Re: Re: gif-producing code and sarge
> IBM holds *so* many software patents (all invalid on their
> faces, of course) that if it decided to enforce them, and was
> successful, most of Debian would likely have to be removed.
Many of IBM's patents are clearly valid according to US law;
they are the result of real cutting-edge research and are
genuine inventions. So, as long as software patents are legal,
those patents are valid.
However, IBM has licensed a number of their patents for free use
in GPL applications; in particular, several patents related to
register allocation in compilers are available for implementation
in GCC (or other compilers), and similarly with their RCU patent,
now used by the Linux kernel.
Raph Levien has a number of printing-related patents that are
similarly licensed for GPL implementation -- he's the current
maintainer of Ghostscript as well as the guy behind advogato.org.
If Debian wants to cease to exist as a software distribution, one
easy way to do it is to get the idea that you'll go looking for
patents and declare any software that, in your non-lawyer's opinion,
might infringe, to be non-free.
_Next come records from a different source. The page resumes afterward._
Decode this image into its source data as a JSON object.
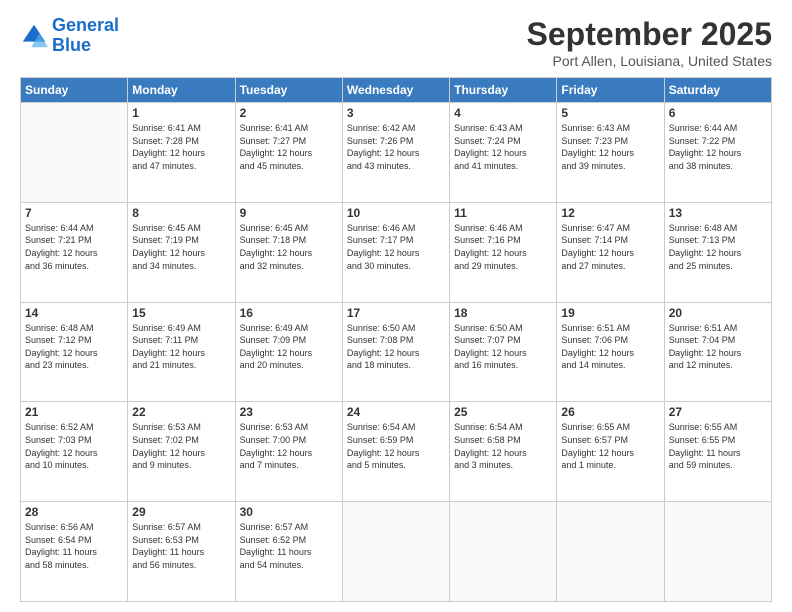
{
  "header": {
    "logo_line1": "General",
    "logo_line2": "Blue",
    "title": "September 2025",
    "subtitle": "Port Allen, Louisiana, United States"
  },
  "days_of_week": [
    "Sunday",
    "Monday",
    "Tuesday",
    "Wednesday",
    "Thursday",
    "Friday",
    "Saturday"
  ],
  "weeks": [
    [
      {
        "day": "",
        "info": ""
      },
      {
        "day": "1",
        "info": "Sunrise: 6:41 AM\nSunset: 7:28 PM\nDaylight: 12 hours\nand 47 minutes."
      },
      {
        "day": "2",
        "info": "Sunrise: 6:41 AM\nSunset: 7:27 PM\nDaylight: 12 hours\nand 45 minutes."
      },
      {
        "day": "3",
        "info": "Sunrise: 6:42 AM\nSunset: 7:26 PM\nDaylight: 12 hours\nand 43 minutes."
      },
      {
        "day": "4",
        "info": "Sunrise: 6:43 AM\nSunset: 7:24 PM\nDaylight: 12 hours\nand 41 minutes."
      },
      {
        "day": "5",
        "info": "Sunrise: 6:43 AM\nSunset: 7:23 PM\nDaylight: 12 hours\nand 39 minutes."
      },
      {
        "day": "6",
        "info": "Sunrise: 6:44 AM\nSunset: 7:22 PM\nDaylight: 12 hours\nand 38 minutes."
      }
    ],
    [
      {
        "day": "7",
        "info": "Sunrise: 6:44 AM\nSunset: 7:21 PM\nDaylight: 12 hours\nand 36 minutes."
      },
      {
        "day": "8",
        "info": "Sunrise: 6:45 AM\nSunset: 7:19 PM\nDaylight: 12 hours\nand 34 minutes."
      },
      {
        "day": "9",
        "info": "Sunrise: 6:45 AM\nSunset: 7:18 PM\nDaylight: 12 hours\nand 32 minutes."
      },
      {
        "day": "10",
        "info": "Sunrise: 6:46 AM\nSunset: 7:17 PM\nDaylight: 12 hours\nand 30 minutes."
      },
      {
        "day": "11",
        "info": "Sunrise: 6:46 AM\nSunset: 7:16 PM\nDaylight: 12 hours\nand 29 minutes."
      },
      {
        "day": "12",
        "info": "Sunrise: 6:47 AM\nSunset: 7:14 PM\nDaylight: 12 hours\nand 27 minutes."
      },
      {
        "day": "13",
        "info": "Sunrise: 6:48 AM\nSunset: 7:13 PM\nDaylight: 12 hours\nand 25 minutes."
      }
    ],
    [
      {
        "day": "14",
        "info": "Sunrise: 6:48 AM\nSunset: 7:12 PM\nDaylight: 12 hours\nand 23 minutes."
      },
      {
        "day": "15",
        "info": "Sunrise: 6:49 AM\nSunset: 7:11 PM\nDaylight: 12 hours\nand 21 minutes."
      },
      {
        "day": "16",
        "info": "Sunrise: 6:49 AM\nSunset: 7:09 PM\nDaylight: 12 hours\nand 20 minutes."
      },
      {
        "day": "17",
        "info": "Sunrise: 6:50 AM\nSunset: 7:08 PM\nDaylight: 12 hours\nand 18 minutes."
      },
      {
        "day": "18",
        "info": "Sunrise: 6:50 AM\nSunset: 7:07 PM\nDaylight: 12 hours\nand 16 minutes."
      },
      {
        "day": "19",
        "info": "Sunrise: 6:51 AM\nSunset: 7:06 PM\nDaylight: 12 hours\nand 14 minutes."
      },
      {
        "day": "20",
        "info": "Sunrise: 6:51 AM\nSunset: 7:04 PM\nDaylight: 12 hours\nand 12 minutes."
      }
    ],
    [
      {
        "day": "21",
        "info": "Sunrise: 6:52 AM\nSunset: 7:03 PM\nDaylight: 12 hours\nand 10 minutes."
      },
      {
        "day": "22",
        "info": "Sunrise: 6:53 AM\nSunset: 7:02 PM\nDaylight: 12 hours\nand 9 minutes."
      },
      {
        "day": "23",
        "info": "Sunrise: 6:53 AM\nSunset: 7:00 PM\nDaylight: 12 hours\nand 7 minutes."
      },
      {
        "day": "24",
        "info": "Sunrise: 6:54 AM\nSunset: 6:59 PM\nDaylight: 12 hours\nand 5 minutes."
      },
      {
        "day": "25",
        "info": "Sunrise: 6:54 AM\nSunset: 6:58 PM\nDaylight: 12 hours\nand 3 minutes."
      },
      {
        "day": "26",
        "info": "Sunrise: 6:55 AM\nSunset: 6:57 PM\nDaylight: 12 hours\nand 1 minute."
      },
      {
        "day": "27",
        "info": "Sunrise: 6:55 AM\nSunset: 6:55 PM\nDaylight: 11 hours\nand 59 minutes."
      }
    ],
    [
      {
        "day": "28",
        "info": "Sunrise: 6:56 AM\nSunset: 6:54 PM\nDaylight: 11 hours\nand 58 minutes."
      },
      {
        "day": "29",
        "info": "Sunrise: 6:57 AM\nSunset: 6:53 PM\nDaylight: 11 hours\nand 56 minutes."
      },
      {
        "day": "30",
        "info": "Sunrise: 6:57 AM\nSunset: 6:52 PM\nDaylight: 11 hours\nand 54 minutes."
      },
      {
        "day": "",
        "info": ""
      },
      {
        "day": "",
        "info": ""
      },
      {
        "day": "",
        "info": ""
      },
      {
        "day": "",
        "info": ""
      }
    ]
  ]
}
You will soon have nothing left
On GIF, Debian should declare GIF eligible for main as soon as
the last Unisys patent expires (July 7, 2004 in Canada). Any
further foot-dragging, based on speculation about IBM patents
that were never enforced, does not serve the project or its users.